Oh, and an opening cut that sets an original monologue by Greta Thunberg over twinkly ambient music inspired by Healy's hero, Brian Eno.
"To be a type of band that plays a type of music -- I just see it as cosplay," said the singer, dressed in a long-sleeved Obituary T-shirt, as he leaned down to pick up the 10-week-old puppy he's been training while in quarantine. (The dog's name, Mayhem, nods to a Norwegian black-metal band even more extreme than Obituary.)
As the mastermind of one of the key acts of the streaming age, in which the idea of genre means less than it ever has, Healy says he's just trying to catch the anything-goes spirit of the day. Lyrically, too, he fills his songs -- about sex and religion and celebrity and the internet -- with the preoccupations of now, though he insisted, "I don't like time-stamping my work too much. If you're putting it too much in the zeitgeist, then you can't get away from it.
"Like when Katy Perry said 'epic fail'," he added with a theatrical squirm, in her hit "Last Friday Night." "I'm like, 'Wow, I hate that so much.'
"Love Katy Perry, though."
For "Notes on a Conditional Form" -- which Healy co-produced with the 1975's drummer, George Daniel -- the singer said he tried to remove his ego from the music and just ask questions that amount to: "Is the current set of circumstances, in terms of society and the way it's impacting the individual, sustainable? Can the center hold?"
"The economy's a goner/ Republic's a banana/ Ignore it if you wanna," he sneers in "People," which also rhymes "Barack Obama" with "living in a sauna with legal marijuana."
But it's not quite the case that Healy's new songs don't reflect his particulars. On the band's breakout album, 2016's "I Like It When You Sleep, for You Are So Beautiful Yet So Unaware of It," Healy was doing a kind of postmodern riff on the self-centered rock star -- best exemplified in "Love Me," which he went on to perform on "Saturday Night Live" in a willfully grotesque display that triggered countless variations on "Who does this guy think he is?" from online commenters.
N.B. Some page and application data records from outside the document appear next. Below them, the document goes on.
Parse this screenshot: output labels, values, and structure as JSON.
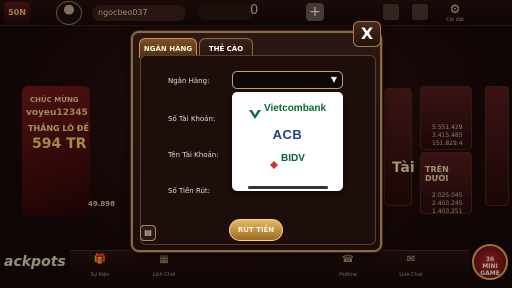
{
  "header": {
    "logo": "50N",
    "username": "ngocbeo037",
    "coins": "0",
    "plus": "+",
    "settings_label": "Cài đặt"
  },
  "promo": {
    "line1": "CHÚC MỪNG",
    "line2": "voyeu12345",
    "line3": "THẮNG LÔ ĐỀ",
    "line4": "594 TR",
    "line5": "49.898"
  },
  "tiles": {
    "tai_label": "Tài",
    "tren_duoi": "TRÊN DƯỚI",
    "stats": [
      "5.551.429",
      "3.415.485",
      "151.829.4"
    ],
    "stats2": [
      "2.025.045",
      "2.403.245",
      "1.403.251"
    ]
  },
  "nav": {
    "items": [
      "Sự Kiện",
      "Lịch Chơi",
      "Hotline",
      "Live Chat"
    ]
  },
  "jackpots": "ackpots",
  "minigame": {
    "top": "36",
    "label": "MINI GAME"
  },
  "modal": {
    "tabs": [
      "NGÂN HÀNG",
      "THẺ CÀO"
    ],
    "close": "X",
    "labels": {
      "bank": "Ngân Hàng:",
      "account_number": "Số Tài Khoản:",
      "account_name": "Tên Tài Khoản:",
      "amount": "Số Tiền Rút:"
    },
    "select_arrow": "▼",
    "banks": [
      "Vietcombank",
      "ACB",
      "BIDV"
    ],
    "withdraw_button": "RÚT TIỀN"
  },
  "colors": {
    "accent_gold": "#c9a35a",
    "vietcombank_green": "#0a6b3a",
    "acb_blue": "#1c3f8e"
  }
}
Yet the 1975's members -- the others are guitarist Adam Hann and bassist Ross MacDonald -- quickly became actual rock stars with devoted fans and a clear influence on pop music. Jamie Oborne, who manages the band and runs its label, Dirty Hit, said he can detect the 1975's impact in the new artists he meets.
"Though I've been very cautious not to sign another 1975, only because I don't think my mental health could take it," he said with a laugh.